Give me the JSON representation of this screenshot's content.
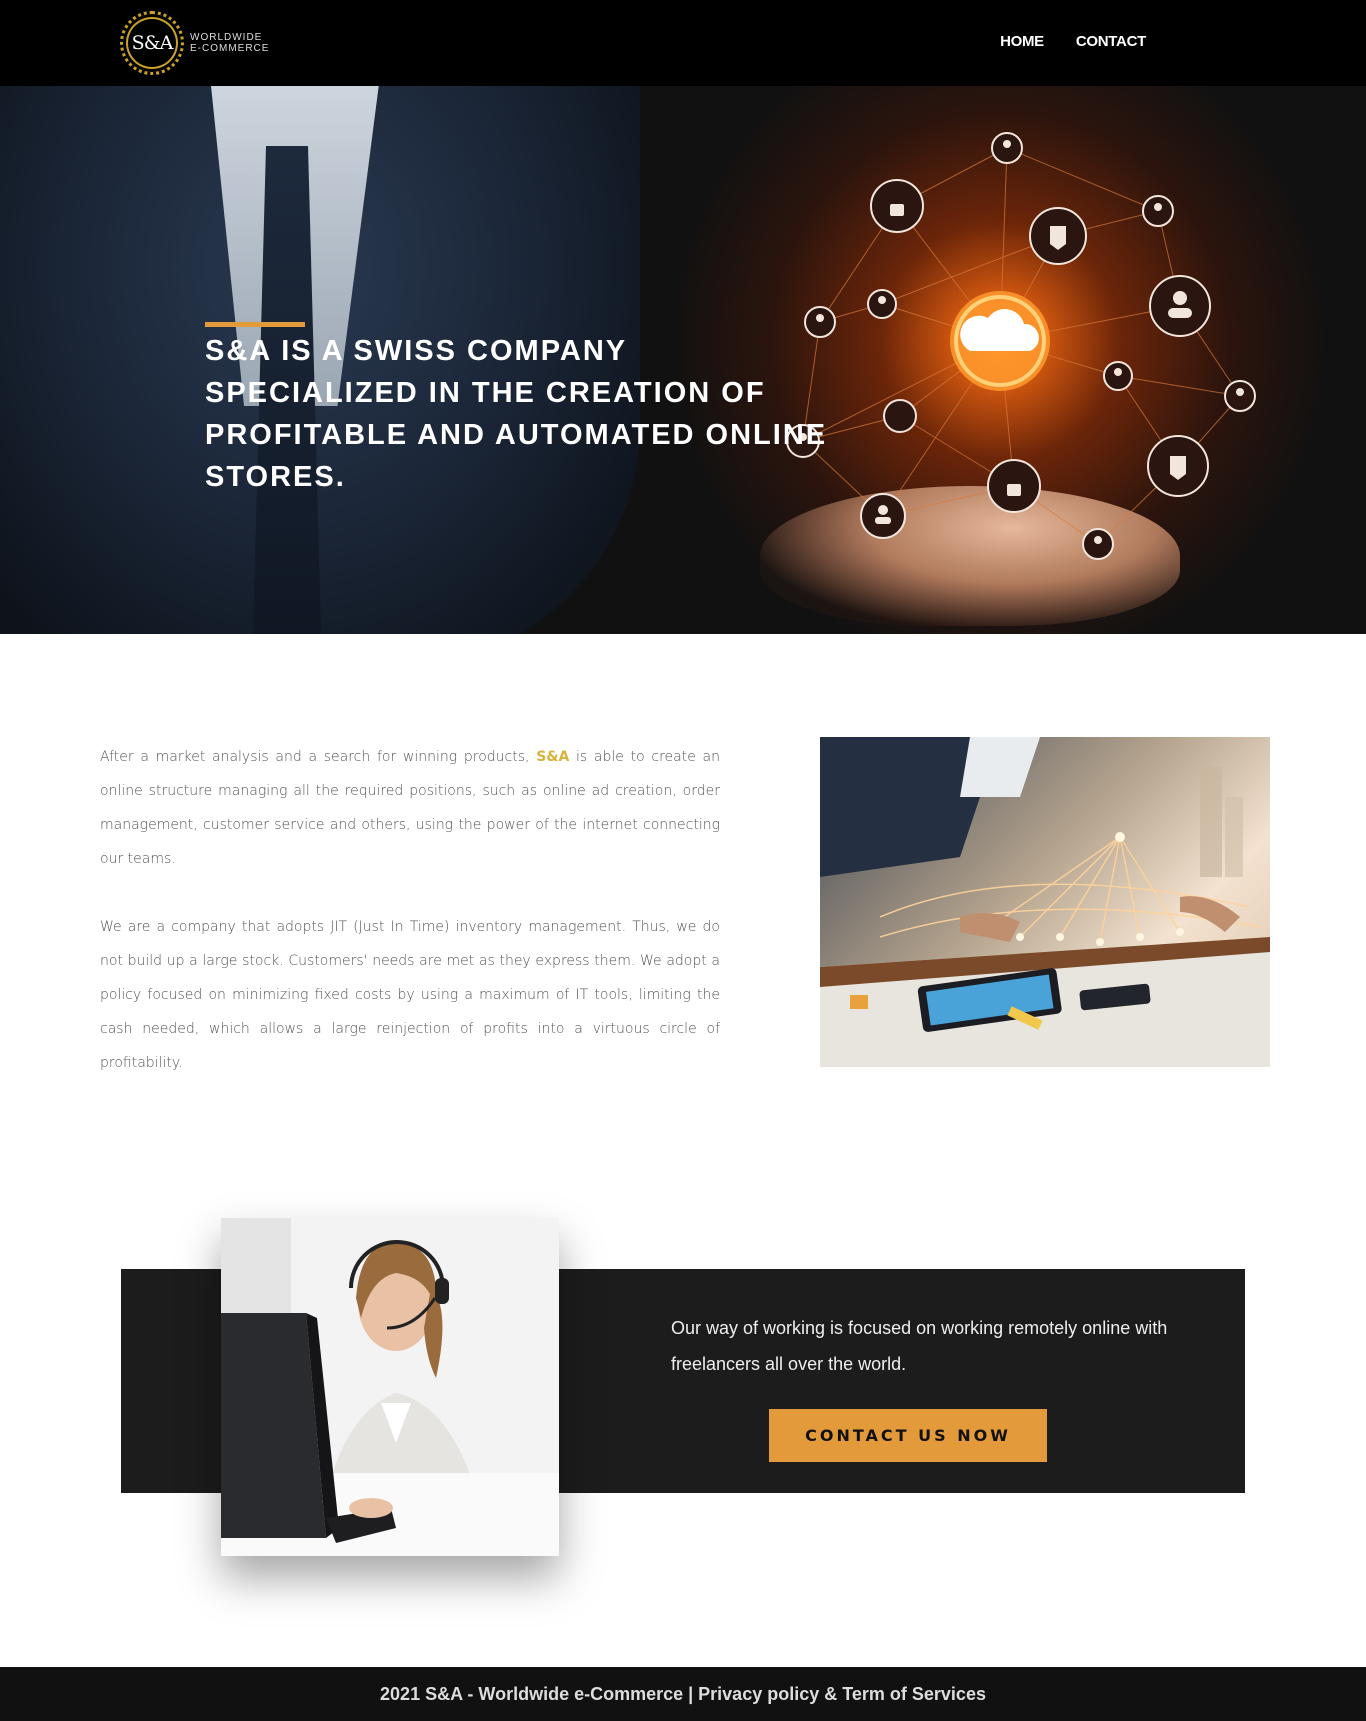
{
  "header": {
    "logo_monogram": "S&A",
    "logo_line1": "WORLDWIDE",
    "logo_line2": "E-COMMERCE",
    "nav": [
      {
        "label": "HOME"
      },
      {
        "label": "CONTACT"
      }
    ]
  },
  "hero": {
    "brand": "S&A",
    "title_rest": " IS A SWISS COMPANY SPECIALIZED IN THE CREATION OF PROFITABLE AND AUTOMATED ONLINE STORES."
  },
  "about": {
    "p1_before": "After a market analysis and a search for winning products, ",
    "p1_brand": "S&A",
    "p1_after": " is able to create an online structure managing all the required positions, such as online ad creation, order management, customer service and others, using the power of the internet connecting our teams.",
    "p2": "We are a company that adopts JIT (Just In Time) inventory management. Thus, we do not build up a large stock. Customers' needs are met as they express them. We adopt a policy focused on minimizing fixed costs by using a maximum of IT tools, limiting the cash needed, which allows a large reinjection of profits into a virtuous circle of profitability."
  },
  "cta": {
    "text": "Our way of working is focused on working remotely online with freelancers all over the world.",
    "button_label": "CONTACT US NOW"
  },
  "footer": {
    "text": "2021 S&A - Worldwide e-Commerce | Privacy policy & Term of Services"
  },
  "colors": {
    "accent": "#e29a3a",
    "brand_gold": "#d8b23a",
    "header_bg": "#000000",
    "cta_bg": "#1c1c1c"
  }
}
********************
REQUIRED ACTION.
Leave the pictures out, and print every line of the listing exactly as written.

ANSWER FOR THE TASK.
Give me the JSON representation of this screenshot's content.
{
  "header": {
    "logo_monogram": "S&A",
    "logo_line1": "WORLDWIDE",
    "logo_line2": "E-COMMERCE",
    "nav": [
      {
        "label": "HOME"
      },
      {
        "label": "CONTACT"
      }
    ]
  },
  "hero": {
    "brand": "S&A",
    "title_rest": " IS A SWISS COMPANY SPECIALIZED IN THE CREATION OF PROFITABLE AND AUTOMATED ONLINE STORES."
  },
  "about": {
    "p1_before": "After a market analysis and a search for winning products, ",
    "p1_brand": "S&A",
    "p1_after": " is able to create an online structure managing all the required positions, such as online ad creation, order management, customer service and others, using the power of the internet connecting our teams.",
    "p2": "We are a company that adopts JIT (Just In Time) inventory management. Thus, we do not build up a large stock. Customers' needs are met as they express them. We adopt a policy focused on minimizing fixed costs by using a maximum of IT tools, limiting the cash needed, which allows a large reinjection of profits into a virtuous circle of profitability."
  },
  "cta": {
    "text": "Our way of working is focused on working remotely online with freelancers all over the world.",
    "button_label": "CONTACT US NOW"
  },
  "footer": {
    "text": "2021 S&A - Worldwide e-Commerce | Privacy policy & Term of Services"
  },
  "colors": {
    "accent": "#e29a3a",
    "brand_gold": "#d8b23a",
    "header_bg": "#000000",
    "cta_bg": "#1c1c1c"
  }
}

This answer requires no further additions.